(Dataset rows describing interfaces)
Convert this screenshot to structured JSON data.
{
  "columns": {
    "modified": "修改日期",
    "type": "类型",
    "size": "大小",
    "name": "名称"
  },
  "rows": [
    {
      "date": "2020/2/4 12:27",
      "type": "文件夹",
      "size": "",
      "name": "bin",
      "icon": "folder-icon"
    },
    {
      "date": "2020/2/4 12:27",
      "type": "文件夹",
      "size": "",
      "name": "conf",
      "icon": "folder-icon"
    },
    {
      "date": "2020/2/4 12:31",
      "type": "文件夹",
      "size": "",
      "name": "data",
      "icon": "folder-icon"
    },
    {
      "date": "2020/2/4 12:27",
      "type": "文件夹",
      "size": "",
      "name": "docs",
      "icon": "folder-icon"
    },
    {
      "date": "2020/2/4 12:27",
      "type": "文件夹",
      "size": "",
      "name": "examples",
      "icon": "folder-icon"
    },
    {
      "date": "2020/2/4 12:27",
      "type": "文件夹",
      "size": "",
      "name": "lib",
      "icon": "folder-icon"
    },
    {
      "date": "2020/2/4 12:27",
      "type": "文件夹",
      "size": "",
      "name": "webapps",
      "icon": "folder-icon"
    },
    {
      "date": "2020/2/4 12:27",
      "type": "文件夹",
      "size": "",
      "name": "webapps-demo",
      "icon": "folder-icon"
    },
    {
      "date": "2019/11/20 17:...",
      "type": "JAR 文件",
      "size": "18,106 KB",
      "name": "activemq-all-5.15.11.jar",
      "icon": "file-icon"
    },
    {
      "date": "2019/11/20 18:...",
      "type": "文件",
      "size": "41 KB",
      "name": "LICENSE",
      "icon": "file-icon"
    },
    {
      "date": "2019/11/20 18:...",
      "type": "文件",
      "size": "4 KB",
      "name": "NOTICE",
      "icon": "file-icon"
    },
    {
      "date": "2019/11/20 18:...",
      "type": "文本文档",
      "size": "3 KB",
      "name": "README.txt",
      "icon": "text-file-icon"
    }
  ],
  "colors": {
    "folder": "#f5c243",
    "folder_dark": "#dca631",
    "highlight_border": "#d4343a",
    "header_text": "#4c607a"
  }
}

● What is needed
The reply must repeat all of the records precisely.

● Exercise solution
Convert this screenshot to structured JSON data.
{
  "columns": {
    "modified": "修改日期",
    "type": "类型",
    "size": "大小",
    "name": "名称"
  },
  "rows": [
    {
      "date": "2020/2/4 12:27",
      "type": "文件夹",
      "size": "",
      "name": "bin",
      "icon": "folder-icon"
    },
    {
      "date": "2020/2/4 12:27",
      "type": "文件夹",
      "size": "",
      "name": "conf",
      "icon": "folder-icon"
    },
    {
      "date": "2020/2/4 12:31",
      "type": "文件夹",
      "size": "",
      "name": "data",
      "icon": "folder-icon"
    },
    {
      "date": "2020/2/4 12:27",
      "type": "文件夹",
      "size": "",
      "name": "docs",
      "icon": "folder-icon"
    },
    {
      "date": "2020/2/4 12:27",
      "type": "文件夹",
      "size": "",
      "name": "examples",
      "icon": "folder-icon"
    },
    {
      "date": "2020/2/4 12:27",
      "type": "文件夹",
      "size": "",
      "name": "lib",
      "icon": "folder-icon"
    },
    {
      "date": "2020/2/4 12:27",
      "type": "文件夹",
      "size": "",
      "name": "webapps",
      "icon": "folder-icon"
    },
    {
      "date": "2020/2/4 12:27",
      "type": "文件夹",
      "size": "",
      "name": "webapps-demo",
      "icon": "folder-icon"
    },
    {
      "date": "2019/11/20 17:...",
      "type": "JAR 文件",
      "size": "18,106 KB",
      "name": "activemq-all-5.15.11.jar",
      "icon": "file-icon"
    },
    {
      "date": "2019/11/20 18:...",
      "type": "文件",
      "size": "41 KB",
      "name": "LICENSE",
      "icon": "file-icon"
    },
    {
      "date": "2019/11/20 18:...",
      "type": "文件",
      "size": "4 KB",
      "name": "NOTICE",
      "icon": "file-icon"
    },
    {
      "date": "2019/11/20 18:...",
      "type": "文本文档",
      "size": "3 KB",
      "name": "README.txt",
      "icon": "text-file-icon"
    }
  ],
  "colors": {
    "folder": "#f5c243",
    "folder_dark": "#dca631",
    "highlight_border": "#d4343a",
    "header_text": "#4c607a"
  }
}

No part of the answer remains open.